### Input:
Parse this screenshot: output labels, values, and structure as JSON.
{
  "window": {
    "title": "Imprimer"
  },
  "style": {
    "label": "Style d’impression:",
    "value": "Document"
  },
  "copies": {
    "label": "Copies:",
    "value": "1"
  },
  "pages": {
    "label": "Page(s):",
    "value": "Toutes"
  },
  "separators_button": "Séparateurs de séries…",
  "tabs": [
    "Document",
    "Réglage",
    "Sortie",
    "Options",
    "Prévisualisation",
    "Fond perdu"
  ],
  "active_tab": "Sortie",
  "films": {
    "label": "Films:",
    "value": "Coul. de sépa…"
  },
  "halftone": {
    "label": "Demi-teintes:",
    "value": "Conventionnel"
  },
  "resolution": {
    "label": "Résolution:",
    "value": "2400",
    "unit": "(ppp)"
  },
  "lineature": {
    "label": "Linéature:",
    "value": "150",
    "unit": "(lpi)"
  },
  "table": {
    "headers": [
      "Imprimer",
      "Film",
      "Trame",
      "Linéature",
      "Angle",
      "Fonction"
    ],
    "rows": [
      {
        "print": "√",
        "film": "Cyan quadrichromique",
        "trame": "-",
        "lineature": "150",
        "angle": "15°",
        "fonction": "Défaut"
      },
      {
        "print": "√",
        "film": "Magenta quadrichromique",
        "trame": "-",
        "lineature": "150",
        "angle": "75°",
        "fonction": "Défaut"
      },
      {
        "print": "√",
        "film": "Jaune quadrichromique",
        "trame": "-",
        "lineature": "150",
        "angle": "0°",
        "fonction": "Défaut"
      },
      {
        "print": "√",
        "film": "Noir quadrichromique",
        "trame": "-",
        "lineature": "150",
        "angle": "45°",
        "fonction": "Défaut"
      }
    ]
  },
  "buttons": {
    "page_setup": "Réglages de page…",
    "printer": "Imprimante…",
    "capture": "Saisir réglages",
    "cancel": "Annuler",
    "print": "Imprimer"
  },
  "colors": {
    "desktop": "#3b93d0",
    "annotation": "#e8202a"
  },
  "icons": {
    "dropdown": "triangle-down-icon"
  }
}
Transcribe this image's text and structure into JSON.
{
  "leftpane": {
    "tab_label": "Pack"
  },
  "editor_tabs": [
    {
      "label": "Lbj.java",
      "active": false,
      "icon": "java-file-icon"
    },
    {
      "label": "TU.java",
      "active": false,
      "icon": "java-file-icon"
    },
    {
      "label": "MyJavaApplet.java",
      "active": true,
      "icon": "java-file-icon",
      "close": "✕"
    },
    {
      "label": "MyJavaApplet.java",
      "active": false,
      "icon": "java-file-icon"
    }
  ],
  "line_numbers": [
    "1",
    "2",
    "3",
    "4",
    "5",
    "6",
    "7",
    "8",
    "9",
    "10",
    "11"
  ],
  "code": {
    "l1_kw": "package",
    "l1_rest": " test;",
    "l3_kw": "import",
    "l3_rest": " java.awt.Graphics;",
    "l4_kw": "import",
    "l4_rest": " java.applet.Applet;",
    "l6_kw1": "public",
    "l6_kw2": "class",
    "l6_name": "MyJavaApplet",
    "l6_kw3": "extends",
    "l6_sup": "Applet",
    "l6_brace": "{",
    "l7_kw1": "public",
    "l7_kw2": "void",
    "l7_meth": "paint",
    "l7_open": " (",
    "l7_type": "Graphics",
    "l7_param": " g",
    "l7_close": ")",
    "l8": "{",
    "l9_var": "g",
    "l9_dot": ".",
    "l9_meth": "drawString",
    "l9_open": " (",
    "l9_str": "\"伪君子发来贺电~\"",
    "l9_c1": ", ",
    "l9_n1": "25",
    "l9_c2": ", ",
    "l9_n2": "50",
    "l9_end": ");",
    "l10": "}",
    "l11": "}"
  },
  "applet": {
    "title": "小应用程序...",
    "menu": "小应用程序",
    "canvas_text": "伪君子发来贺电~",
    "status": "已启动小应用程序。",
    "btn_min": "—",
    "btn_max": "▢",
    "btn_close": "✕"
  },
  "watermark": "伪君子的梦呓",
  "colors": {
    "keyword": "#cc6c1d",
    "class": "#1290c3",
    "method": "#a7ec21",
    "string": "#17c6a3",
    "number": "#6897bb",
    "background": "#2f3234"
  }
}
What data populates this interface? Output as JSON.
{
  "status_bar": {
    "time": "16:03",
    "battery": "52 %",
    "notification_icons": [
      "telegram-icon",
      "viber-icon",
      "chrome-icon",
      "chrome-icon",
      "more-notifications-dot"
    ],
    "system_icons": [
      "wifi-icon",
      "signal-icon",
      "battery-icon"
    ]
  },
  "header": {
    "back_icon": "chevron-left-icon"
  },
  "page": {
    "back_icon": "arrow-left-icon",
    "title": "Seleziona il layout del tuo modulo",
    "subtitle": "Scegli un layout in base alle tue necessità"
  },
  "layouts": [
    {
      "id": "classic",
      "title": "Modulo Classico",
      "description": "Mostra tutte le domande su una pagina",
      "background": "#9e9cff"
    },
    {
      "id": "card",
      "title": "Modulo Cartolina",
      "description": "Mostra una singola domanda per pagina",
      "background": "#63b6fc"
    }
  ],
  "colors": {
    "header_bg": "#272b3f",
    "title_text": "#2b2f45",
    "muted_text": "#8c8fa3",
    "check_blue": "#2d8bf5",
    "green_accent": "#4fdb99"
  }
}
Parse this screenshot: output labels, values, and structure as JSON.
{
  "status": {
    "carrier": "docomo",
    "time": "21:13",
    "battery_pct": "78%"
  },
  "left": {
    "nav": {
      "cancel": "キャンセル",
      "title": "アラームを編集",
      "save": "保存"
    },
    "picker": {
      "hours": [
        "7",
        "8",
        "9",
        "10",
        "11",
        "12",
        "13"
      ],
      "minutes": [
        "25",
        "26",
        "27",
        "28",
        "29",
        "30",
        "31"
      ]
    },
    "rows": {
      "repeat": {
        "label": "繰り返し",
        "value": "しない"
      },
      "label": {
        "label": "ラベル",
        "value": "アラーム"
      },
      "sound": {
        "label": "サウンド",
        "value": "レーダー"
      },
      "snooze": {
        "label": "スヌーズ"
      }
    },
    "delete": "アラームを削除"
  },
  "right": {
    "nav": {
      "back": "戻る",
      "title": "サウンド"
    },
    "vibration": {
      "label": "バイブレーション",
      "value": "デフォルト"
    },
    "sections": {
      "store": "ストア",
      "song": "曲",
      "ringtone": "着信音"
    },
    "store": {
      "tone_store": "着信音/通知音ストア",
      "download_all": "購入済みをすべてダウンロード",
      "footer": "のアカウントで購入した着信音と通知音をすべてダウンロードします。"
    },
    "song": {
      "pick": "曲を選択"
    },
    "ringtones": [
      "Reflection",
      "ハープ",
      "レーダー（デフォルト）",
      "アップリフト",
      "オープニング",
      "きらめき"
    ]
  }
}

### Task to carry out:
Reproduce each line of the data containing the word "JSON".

### Written answer:
Parse this screenshot: output labels, values, and structure as JSON.
Transcribe this image's text and structure into JSON.
What data populates this interface? Output as JSON.
Parse this screenshot: output labels, values, and structure as JSON.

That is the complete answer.